Eder Javier Cuiriz remembers his years at Stan State fondly. As the regional manager of client success for the McClatchy Company, which owns and operates 29 newspapers in 14 states, Cuiriz has come a long way since being a student.
After graduating from Johansen High School, Cuiriz wanted to stay in his hometown of Modesto, so he attended Modesto Junior College and transferred to Stan State after obtaining his associate degree. Like most college students, he wasn’t sure what career path he would choose, but after looking through job descriptions online, he discovered the field of digital marketing.
He printed out marketing manager and digital marketing job descriptions, highlighted the skills he would need and decided to pursue a degree in communications. But he soon discovered that the journey to preparing for these dream jobs would call for more than simply acquiring the skills listed in the descriptions — it would require perseverance and dedication. Cuiriz realized this after taking a difficult upper-division course about communication research methods.
“I sat in my car for 45 minutes after the first day of my research methods class and thought, ‘I don’t know what they’re talking about,’” Cuiriz said. “I heard students drop words like ‘qualitative’ and ‘quantitative’ and ‘sample size,’ and I was like, ‘I don’t know the first thing about any of this.

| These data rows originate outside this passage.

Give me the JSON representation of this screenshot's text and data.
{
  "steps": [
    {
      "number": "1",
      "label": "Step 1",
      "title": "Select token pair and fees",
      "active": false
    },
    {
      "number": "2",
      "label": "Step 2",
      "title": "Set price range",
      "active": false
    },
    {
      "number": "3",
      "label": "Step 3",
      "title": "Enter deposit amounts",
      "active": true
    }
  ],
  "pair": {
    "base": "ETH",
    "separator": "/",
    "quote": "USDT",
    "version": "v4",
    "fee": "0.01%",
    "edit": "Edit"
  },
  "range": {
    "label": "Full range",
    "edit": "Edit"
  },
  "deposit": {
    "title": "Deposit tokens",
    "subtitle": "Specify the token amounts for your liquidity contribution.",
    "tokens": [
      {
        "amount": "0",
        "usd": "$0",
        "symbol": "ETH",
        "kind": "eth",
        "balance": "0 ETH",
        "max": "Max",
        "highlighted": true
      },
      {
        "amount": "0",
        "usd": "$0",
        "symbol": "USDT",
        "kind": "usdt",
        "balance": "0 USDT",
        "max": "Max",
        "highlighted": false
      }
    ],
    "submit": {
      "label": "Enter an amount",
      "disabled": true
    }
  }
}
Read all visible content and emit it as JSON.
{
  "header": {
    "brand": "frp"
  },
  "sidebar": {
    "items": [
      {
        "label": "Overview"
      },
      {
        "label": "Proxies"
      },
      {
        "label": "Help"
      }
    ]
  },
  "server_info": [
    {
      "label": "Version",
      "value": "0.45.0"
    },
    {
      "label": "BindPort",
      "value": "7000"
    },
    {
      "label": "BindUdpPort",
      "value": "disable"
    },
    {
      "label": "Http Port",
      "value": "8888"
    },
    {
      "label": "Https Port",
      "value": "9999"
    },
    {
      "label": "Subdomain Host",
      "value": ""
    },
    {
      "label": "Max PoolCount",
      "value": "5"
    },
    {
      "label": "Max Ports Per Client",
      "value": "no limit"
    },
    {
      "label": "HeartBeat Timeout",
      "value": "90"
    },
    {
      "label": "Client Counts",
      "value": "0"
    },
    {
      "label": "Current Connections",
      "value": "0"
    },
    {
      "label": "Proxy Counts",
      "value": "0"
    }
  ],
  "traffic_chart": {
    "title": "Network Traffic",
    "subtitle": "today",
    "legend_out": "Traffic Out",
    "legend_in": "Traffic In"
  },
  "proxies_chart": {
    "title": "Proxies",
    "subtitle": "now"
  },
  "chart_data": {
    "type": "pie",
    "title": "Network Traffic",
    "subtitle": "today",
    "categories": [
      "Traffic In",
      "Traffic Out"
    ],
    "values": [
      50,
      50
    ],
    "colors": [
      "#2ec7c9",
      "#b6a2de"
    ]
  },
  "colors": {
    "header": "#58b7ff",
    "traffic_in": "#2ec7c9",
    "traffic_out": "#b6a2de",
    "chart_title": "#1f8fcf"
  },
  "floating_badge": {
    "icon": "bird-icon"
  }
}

It’s like another language.’ I already felt behind compared to my classmates.”
Cuiriz decided to overcome his fear of falling behind by doing research outside of class. He googled words he didn’t know and watched YouTube videos that broke down concepts he didn’t understand.
“I ended up passing that class, and I’m really proud of that,” Cuiriz said.
But the proudest moment for Cuiriz was not passing the class, nor was it graduating from Stan State in 2016. It happened after his father became very sick.
“Up until that point, I had a 4.0 and straight A’s, but then I started struggling,” Cuiriz said. “I had dropped out of school once before, so when my dad got sick, I thought I would have to drop out again.’”
His fiancé explained to him that his professors would understand and would help him. She was right. To his surprise, his professors were very supportive when he told them what had happened.
“My professors coordinated with my classmates when I was absent to see my dad in the hospital,” Cuiriz said. “I finished that semester with C’s and B’s, and to me that was the proudest C and B average I ever got in my life. Normally you don’t celebrate those, but I did because I was so behind.”
Not only did Cuiriz stay in school, but he excelled. He made the Dean’s List, and with his professors’ influence he joined communication studies honor societies the National Communication Association and Lambda Pi Eta. He was also a founding member of the Stan State Media Center and became a recipient of a SERSCA grant to expand the University newspaper, the Signal.
“Javi embraced the convergence of media I teach in my classes,” said Shannon Stevens, communications professor and advisor of the Signal. “He was so good at integrating photos, videos and social media. He added new ways of storytelling with Snapchat and really put the paper’s Instagram and Facebook accounts on the map.”
He quickly learned Google Analytics and discovered project management tools (such as Trello, a tool that the Signal’s journalists still use today), and he created opportunities for the paper to gain funding through online ads.
“I feel so lucky to know Javi, and it is enriching to see how he has used his Stan State education as a jumping off point as he continues to learn and thrive in his career,” Stevens said.
Now, Cuiriz oversees everything digital at McClatchy. As a client success manager, he ensures anything McClatchy does for its customers is productive and successful, whether using physical ads or virtual ads on social media. He credits Stan State for teaching him the three main skills he has used to reach this point in his career: being task-oriented, being creative and persevering when situations get tough.
Cuiriz is grateful for the guidance of his mentors in the Communication Studies Department, and he makes sure to visit them and talk with communication studies students whenever he gets a chance. He tells students about his path — reading job descriptions to discover career opportunities and the skills they require — and how that strategy can work for them. He also encourages students to value the skills they learn to be successful students, such as managing classwork and due dates, as well as being able to tell stories through writing and presentations.
“When you’re applying to a job, don’t just apply in general,” Cuiriz advises. “Make sure your resume pops and reflects the job description. The main thing is getting that interview because that’s when you can really show your abilities, but the way to get there is to have a resume that stands out.”